I asked to see him before they put him under for the surgery. I had no illusions that he cared, but I really needed to give him a hug. The vet tech asked me if he was lethargic. Anyone who knows Coach would have been shocked. He wasn't just lethargic, he was completely out of it. He stood in front of me and just looked at me. He didn't bark, jump, lick, slobber, wag his tail or try to eat my earrings. Lethargic does not begin to describe how truly miserable the poor little guy was. The only points in my favor were that he was not yet dehydrated and he did not have a fever.

I waited at home all afternoon. I was a mess. I am so grateful that my daughter lives next door and came and sat with me all afternoon. I wasn't the best company, but she sat there all day with me. The clinic finally called at just about kick off of the Super Bowl, to tell me the surgery went well. His intestine was not damaged and they took out two pieces of fabric that looked like a stuffed toy. I thought it was a teddy bear. It may have been, but I haven't found anything that looks like the remains yet.

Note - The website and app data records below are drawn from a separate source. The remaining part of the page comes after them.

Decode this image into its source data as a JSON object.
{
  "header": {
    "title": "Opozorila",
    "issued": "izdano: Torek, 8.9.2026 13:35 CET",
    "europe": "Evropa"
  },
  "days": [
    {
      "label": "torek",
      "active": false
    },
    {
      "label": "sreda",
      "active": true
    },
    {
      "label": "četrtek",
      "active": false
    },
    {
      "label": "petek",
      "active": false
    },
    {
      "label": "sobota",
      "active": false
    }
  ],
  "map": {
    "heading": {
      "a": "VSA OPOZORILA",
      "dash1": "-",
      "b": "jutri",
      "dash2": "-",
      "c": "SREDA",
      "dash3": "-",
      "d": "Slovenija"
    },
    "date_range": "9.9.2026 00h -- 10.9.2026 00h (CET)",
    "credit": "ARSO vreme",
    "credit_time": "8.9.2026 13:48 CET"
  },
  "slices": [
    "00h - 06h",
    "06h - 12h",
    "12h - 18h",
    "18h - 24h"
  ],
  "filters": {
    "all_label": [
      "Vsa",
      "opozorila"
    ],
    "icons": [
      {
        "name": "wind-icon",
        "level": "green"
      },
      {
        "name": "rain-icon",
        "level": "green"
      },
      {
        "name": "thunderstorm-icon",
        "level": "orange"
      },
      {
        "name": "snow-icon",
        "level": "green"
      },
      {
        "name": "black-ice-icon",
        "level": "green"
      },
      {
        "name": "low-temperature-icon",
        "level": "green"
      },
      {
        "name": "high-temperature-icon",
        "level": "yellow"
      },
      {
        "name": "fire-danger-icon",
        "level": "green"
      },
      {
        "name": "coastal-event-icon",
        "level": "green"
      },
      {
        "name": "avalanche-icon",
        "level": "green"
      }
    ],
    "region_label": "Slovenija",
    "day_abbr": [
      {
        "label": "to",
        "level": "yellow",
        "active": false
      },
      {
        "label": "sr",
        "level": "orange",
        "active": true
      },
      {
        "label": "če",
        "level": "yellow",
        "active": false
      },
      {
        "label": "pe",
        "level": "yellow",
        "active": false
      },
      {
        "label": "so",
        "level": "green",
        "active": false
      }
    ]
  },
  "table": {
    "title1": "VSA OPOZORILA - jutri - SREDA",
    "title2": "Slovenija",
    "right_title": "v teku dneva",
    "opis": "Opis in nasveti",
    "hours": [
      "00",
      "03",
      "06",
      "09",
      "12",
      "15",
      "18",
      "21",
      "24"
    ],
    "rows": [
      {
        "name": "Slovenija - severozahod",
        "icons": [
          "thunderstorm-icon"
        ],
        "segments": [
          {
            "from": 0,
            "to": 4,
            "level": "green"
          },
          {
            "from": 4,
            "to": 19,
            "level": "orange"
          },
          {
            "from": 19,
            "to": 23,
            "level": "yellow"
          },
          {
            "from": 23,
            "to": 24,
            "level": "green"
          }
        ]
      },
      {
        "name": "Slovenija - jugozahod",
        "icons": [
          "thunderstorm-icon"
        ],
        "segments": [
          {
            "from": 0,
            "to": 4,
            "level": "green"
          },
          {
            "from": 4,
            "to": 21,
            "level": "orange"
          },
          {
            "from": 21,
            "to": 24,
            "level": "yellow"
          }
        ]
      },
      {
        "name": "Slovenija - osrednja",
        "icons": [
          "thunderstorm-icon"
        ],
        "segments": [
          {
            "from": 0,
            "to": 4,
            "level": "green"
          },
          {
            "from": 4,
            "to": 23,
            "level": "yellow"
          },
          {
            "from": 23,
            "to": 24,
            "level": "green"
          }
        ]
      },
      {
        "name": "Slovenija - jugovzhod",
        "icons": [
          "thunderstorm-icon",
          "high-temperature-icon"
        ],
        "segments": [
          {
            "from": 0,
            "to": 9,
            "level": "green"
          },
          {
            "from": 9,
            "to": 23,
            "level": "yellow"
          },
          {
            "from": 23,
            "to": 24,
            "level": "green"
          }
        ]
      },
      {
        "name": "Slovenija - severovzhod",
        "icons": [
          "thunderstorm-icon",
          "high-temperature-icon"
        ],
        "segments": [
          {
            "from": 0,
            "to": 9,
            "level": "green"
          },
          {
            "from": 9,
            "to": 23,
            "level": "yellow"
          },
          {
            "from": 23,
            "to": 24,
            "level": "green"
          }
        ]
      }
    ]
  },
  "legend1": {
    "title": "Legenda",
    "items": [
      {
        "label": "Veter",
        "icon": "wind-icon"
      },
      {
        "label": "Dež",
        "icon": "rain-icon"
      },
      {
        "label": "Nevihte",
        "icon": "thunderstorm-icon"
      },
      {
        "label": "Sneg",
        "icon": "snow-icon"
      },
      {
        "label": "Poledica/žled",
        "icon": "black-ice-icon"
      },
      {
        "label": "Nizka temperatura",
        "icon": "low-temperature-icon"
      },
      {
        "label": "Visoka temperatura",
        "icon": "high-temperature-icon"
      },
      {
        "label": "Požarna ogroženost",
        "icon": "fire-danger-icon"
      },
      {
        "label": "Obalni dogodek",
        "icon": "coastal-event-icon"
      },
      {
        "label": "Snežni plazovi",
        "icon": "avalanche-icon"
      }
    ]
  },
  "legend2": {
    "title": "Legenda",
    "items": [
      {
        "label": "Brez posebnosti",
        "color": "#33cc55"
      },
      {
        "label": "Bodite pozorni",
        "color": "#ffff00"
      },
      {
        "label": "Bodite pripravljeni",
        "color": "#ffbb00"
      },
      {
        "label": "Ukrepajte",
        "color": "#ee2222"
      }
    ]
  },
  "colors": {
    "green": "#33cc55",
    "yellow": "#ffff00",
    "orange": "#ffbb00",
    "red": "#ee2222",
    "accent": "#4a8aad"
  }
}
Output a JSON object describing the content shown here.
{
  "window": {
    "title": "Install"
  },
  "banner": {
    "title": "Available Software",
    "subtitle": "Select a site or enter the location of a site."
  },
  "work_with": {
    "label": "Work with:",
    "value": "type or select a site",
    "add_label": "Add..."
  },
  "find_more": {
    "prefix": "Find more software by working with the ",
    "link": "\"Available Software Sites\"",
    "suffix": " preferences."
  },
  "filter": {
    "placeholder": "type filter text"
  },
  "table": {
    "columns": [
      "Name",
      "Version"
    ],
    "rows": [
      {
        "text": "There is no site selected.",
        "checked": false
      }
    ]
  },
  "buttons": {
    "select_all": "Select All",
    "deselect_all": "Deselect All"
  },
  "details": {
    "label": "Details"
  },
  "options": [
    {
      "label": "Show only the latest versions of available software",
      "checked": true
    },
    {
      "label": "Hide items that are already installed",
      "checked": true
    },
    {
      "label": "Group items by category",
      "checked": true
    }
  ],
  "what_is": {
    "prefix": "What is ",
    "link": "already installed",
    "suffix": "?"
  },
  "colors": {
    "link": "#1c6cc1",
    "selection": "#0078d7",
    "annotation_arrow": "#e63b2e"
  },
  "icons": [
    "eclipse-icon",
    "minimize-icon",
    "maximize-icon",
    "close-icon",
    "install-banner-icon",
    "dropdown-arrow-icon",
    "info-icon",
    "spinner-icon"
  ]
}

I'll keep looking.

I had to drive to the clinic through a blizzard on Monday night to bring Coach home and I worried about how Jazz would react. He seemed so peaceful and content with the puppy gone that I was afraid he would be sorry to see his little brother. I was very mistaken. I got home and had to carry 50 pounds of puppy up a flight of stairs. I put him down and walked him outside to let him pee. Jazz did the cutest happy dance I have ever seen. He raced around the yard, bounced in the air, licked Coach's ears and was generally welcoming. It was so darn cute I could hardly stand it!

Coach is healing very well, but I am still afraid he may hurt himself before he is healed. He is supposed to stay calm and quiet for two weeks. No exercise except to go outside and go to the bathroom. He has to eat canned I/D food, is wearing an inflatable collar to keep him from licking the incision, and has to stay in his crate or on a leash. It has been miserable. He barked nonstop for about three days. I figure this is my opportunity to really teach him how to behave in a crate. Tonight we are making progress. He is being quiet and I am rewarding long stretches of quiet. We are also working hard on "stay" and "leave it." Kongs are a wonderful invention and can be filled with canned dog food. Jazz is very sad and confused. Every time we go outside, Jazz tries to party with Coach. They start puppy bowing and bouncing around and I have to be the bad guy and stop all play and fun. I can't wait until a week from Sunday. I will go out there with them and instead of stopping the fun, I will join in.

Meanwhile, every toy that pops up out of the snow is coming inside. I am going to be a better dog owner. I will take good care of this silly puppy and try to be sure he doesn't kill himself before he even gets through puberty!


  1. Poor Coach!!! Next Sunday just can't come soon enough!!! Maybe you two can sit on the couch and watch the Olympics!!

  2. I'm so glad he's okay! How very frightening!! From someone that's been there! Give him a hug for me! You're right about the crate training! Not the way you would have chose to do it I'm sure!

  3. So glad that Coach is doing better. Recall that Kenzie was able to move the crate pan forward so that she could get at the rug underneath her crate where some food from her Kong had fallen. She then created a "run in the rug" and consumed a bunch of what then amounted to cord. Luckily I came home soon enough after she managed this achievement to get her to the Vet. He induced vomiting and all ended well. So, dangers can lurk even in a crate!